Still, maybe the good captain could have checked in once in a while? It’s not hard to see why Khan’s so peeved when he meets Kirk again, having lost his wife and most of his friends. What’s more, the Khan disaster calls the whole mission of the United Federation of Planets into question. Sure, Khan was a strongman dictator with a flair for murderous proclamations, but to just leave him out there on his own with no off-world resources and no way to call for help? That’s cold. It’s tough to argue whether Khan should have won, as in defeating Kirk and the Enterprise — that’s a bit much. But if justice is measured by the punishment fitting the crime, his remains a case of justice left unserved.
Roy Batty (Blade Runner, 1982)
Who’s the real hero of Blade Runner? Is it Rick Deckard (Harrison Ford), a police officer charged with “retiring” the indistinguishable-from-humans Replicants? Or Roy Batty (Rutger Hauer), the leader of a band of Replicants trying to escape servitude and maybe extend their soon-to-expire lives? By the time the film arrives at Roy’s “tears in the rain” monologue, Batty’s mission has started to look like nothing less than a search for meaning itself, making it not even much of a question anymore. (That Rick might himself by a Replicant selling out his own kind, however unwittingly, adds an extra layer of irony to his pursuit.)
Jabba the Hutt (Return of the Jedi, 1983)
True, you have to be a closet fascist to see the Empire’s point-of-view, but what about Jabba the Hutt’s? He hired Han Solo (Harrison Ford) to do a job he didn’t complete and wants nothing more than to collect on the debt he’s owed. Yes, he’s a ruthless gangster with a habit of feeding those who displease him to the Rancor but, ladies and gentlemen of the jury, is that relevant to this case? Freezing Han and using him as a well fixture might seem like cruel and unusual punishment, but there’s no disputing Jabba’s owed something.

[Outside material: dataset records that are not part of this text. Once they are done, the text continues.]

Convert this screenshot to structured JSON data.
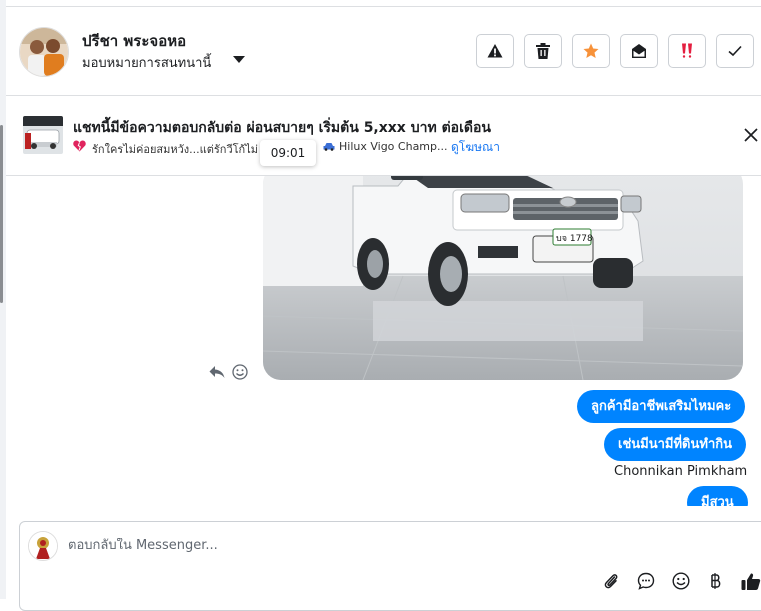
{
  "header": {
    "contact_name": "ปรีชา พระจอหอ",
    "assign_label": "มอบหมายการสนทนานี้",
    "actions": {
      "report": "warning-icon",
      "delete": "trash-icon",
      "star": "star-icon",
      "mark_unread": "envelope-open-icon",
      "important": "double-exclamation-icon",
      "done": "check-icon"
    },
    "star_color": "#f7923a",
    "important_color": "#e41e3f"
  },
  "ad": {
    "title": "แชทนี้มีข้อความตอบกลับต่อ ผ่อนสบายๆ เริ่มต้น 5,xxx บาท ต่อเดือน",
    "subtitle_left": "รักใครไม่ค่อยสมหวัง...แต่รักวีโก้ไม่",
    "subtitle_right": "Hilux Vigo Champ...",
    "link_label": "ดูโฆษณา",
    "tooltip_time": "09:01"
  },
  "messages": {
    "outgoing": [
      "ลูกค้ามีอาชีพเสริมไหมคะ",
      "เช่นมีนามีที่ดินทำกิน",
      "มีสวน"
    ],
    "sender_name": "Chonnikan Pimkham",
    "car_plate": "บจ 1778"
  },
  "composer": {
    "placeholder": "ตอบกลับใน Messenger...",
    "tools": [
      "paperclip-icon",
      "chat-icon",
      "emoji-icon",
      "baht-icon",
      "thumbs-up-icon"
    ]
  },
  "colors": {
    "accent": "#0084ff",
    "link": "#1877f2",
    "border": "#ccd0d5"
  }
}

Pinhead/Various Cenobites (the Hellraiser film series) and Gozer the Gozerian (Ghostbusters, 1984)
Here’s the thing about sadomasochistic extra-dimensional sex demons and obscure Mesopotamian spirits who return to Earth after millennia of slumber: If you summon them, you should be prepared to deal with the consequences. True, both have a habit of taking out innocent victims or, in the case of Gozer, attempting to destroy whole bustling metropolises. But they’re just doing what they do and to expect anything else is kind of foolish.
Asami Yamazaki (Audition, 1999)
There’s really no way to talk about why Asami Yamazaki (Eihi Shiina) ends up feeling more sympathetic than Shigeharu Aoyama (Ryo Ishibashi), the lonely widower who woos her in Takashi Miike’s shocker. Suffice it to say that, yes, Shigeharu uncovers evidence that Asami trails destruction in her wake. But his own behavior, starting with the phony film audition he uses to interview prospective brides, suggests that destruction might not be entirely misplaced. (See also Gone Girl, for reasons also best left unspoiled.)
Godzilla (Various Godzilla movies, 1954 to present)
You mess around with the building blocks of creation, you risk being wiped out by forces beyond your control. That’s the metaphor at the heart of the original Godzilla film, made in Japan less than a decade after the country saw the worst the atomic age had to offer via the bombing of Hiroshima and Nagasaki. We’re lucky the big guy changed his mind and decided to stick up for humanity in (most of) the subsequent movies. Whether we really deserve it remains unclear.